SEOUL, Nov. 11 (Yonhap) -- South Korean investors are shifting their money into stocks out of safer bonds as risk appetite perks up on eased concerns over the U.S.-China trade spat, data showed Monday.
Funds reserved for local stocks registered a net inflow of slightly over 320 billion won (US$276 million) in the one-month period to Thursday, raising their combined assets to 53.8 trillion won, according to the data from financial market tracker FnGuide.
The tally marks a turnaround from stock funds' performance this year. So far this year, those equity funds have recorded a net outflow of 1.03 trillion won.
Market watchers attributed the recent net inflow largely to expectations for progress in the U.S.-China talks to end their tit-for-tat tariff war, which prompted investors to seek riskier assets.
"The global asset market is on risk-on mode on expectations for a phaseout of tariffs by Washington and Beijing," Im Dong-min, an analyst at Kyobo Securities, said.
South Korea's stock market has been on a steady rise in recent months thanks to eased external uncertainties.
The benchmark Korea Composite Stock Price Index has recently breached the 2,100-point level after languishing below the psychologically important 2,000 mark in early August.
In contrast, domestic bonds funds have suffered a net outflow of 915 billion won over the cited period, with their total assets amounting to 32.7 trillion won, according to the data.
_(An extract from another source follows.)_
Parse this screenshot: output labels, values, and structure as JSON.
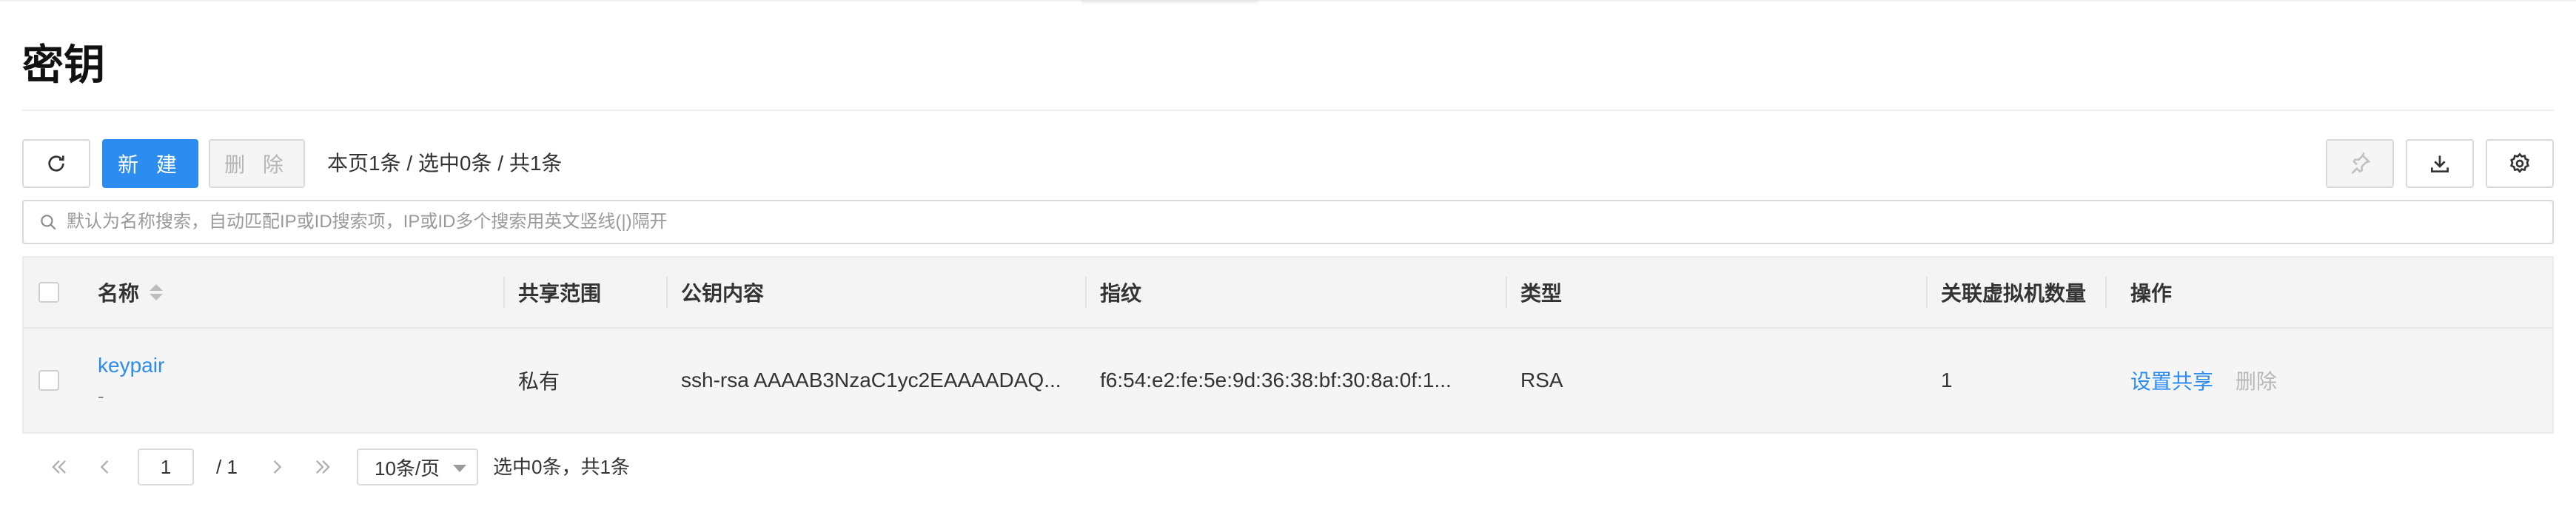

Driven by higher risk appetite, South Korean bond yields, which move inversely to prices, have risen sharply in recent months.
The yield on benchmark three-year Treasurys rebounded to 1.518 percent on Friday after tumbling to a record low of 1.093 percent on Aug. 19. Lower yields mean weaker demand for bonds.
Stock-focused funds, meanwhile, have posted an average return of 6.87 percent over the past one-month period, compared with a median return of minus 0.53 percent for bond funds.